Either way, it seems that the Agriculture Committee found it too important to America to allow us tone limited to only one gigantic bureaucratic monstrosity regulating catfish. Dammit, we gotta keep on top of these things! The fate of our catfish supply is at stake!
Rep. Vicky Hartzler, R-Mo., proposed an amendment to leave catfish inspection with the FDA saying that USDA inspection was duplicative and threatened a trade war. Hartzler noted that the $15 million price tag far surpassed the $700,000 that FDA spends annually on inspection of all fish.
Yes, fifteen times the cost the FDA is currently spending to do the same thing. This is what Republicans and Democrats agreed was too important to slash from their pork riddled Farm Bill. Meanwhile, even the Senate recognized how silly the duplicative spending would be and voted to repeal the USDA Catfish Inspection Office (I can't believe I had to type those words) giving the House the chance to finalize the savings. But the House just couldn't pull it off.
All this for a low risk food, one which the Government Accountability Office (GAO) flatly acknowledged would likely "not enhance the safety of catfish but would duplicate FDA and NMFS inspections at a cost to taxpayers."
$14 million is enough money to pay off my house and let me live comfortably for the rest of my life. $14 million is enough to feed thousands and thousands of families that need help. It's enough to fix roads, fund schools, or refund money to taxpayers.
Yet for all the talk about changing how Washington works and getting our fiscal house in order, the amendment was defeated 25-20 and the monstrous Farm Bill was overwhelmingly passed. Both parties joined in on the spending spree.

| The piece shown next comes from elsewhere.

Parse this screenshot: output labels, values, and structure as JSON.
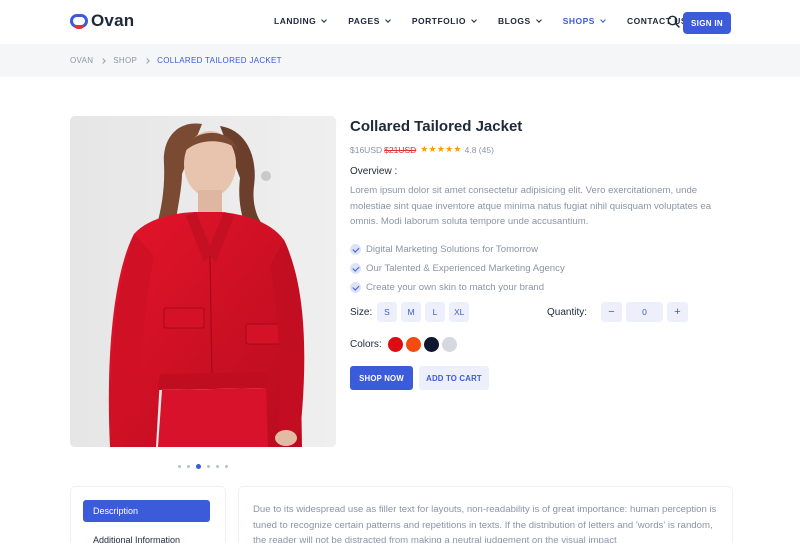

I think we need to start fishing for legislators in another pond.